(Stored items from a collection)
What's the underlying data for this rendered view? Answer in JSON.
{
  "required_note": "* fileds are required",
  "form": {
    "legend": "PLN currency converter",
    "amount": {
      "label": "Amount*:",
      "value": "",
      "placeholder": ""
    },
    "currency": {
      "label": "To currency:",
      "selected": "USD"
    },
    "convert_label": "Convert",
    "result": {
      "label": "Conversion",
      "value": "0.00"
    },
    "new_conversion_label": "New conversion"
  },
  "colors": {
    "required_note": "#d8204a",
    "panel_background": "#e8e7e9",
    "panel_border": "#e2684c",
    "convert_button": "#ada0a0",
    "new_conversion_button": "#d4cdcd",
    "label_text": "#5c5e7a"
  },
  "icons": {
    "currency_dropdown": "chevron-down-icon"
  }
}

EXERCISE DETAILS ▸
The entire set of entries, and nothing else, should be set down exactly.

ANSWER BELOW ▸
What's the underlying data for this rendered view? Answer in JSON.
{
  "required_note": "* fileds are required",
  "form": {
    "legend": "PLN currency converter",
    "amount": {
      "label": "Amount*:",
      "value": "",
      "placeholder": ""
    },
    "currency": {
      "label": "To currency:",
      "selected": "USD"
    },
    "convert_label": "Convert",
    "result": {
      "label": "Conversion",
      "value": "0.00"
    },
    "new_conversion_label": "New conversion"
  },
  "colors": {
    "required_note": "#d8204a",
    "panel_background": "#e8e7e9",
    "panel_border": "#e2684c",
    "convert_button": "#ada0a0",
    "new_conversion_button": "#d4cdcd",
    "label_text": "#5c5e7a"
  },
  "icons": {
    "currency_dropdown": "chevron-down-icon"
  }
}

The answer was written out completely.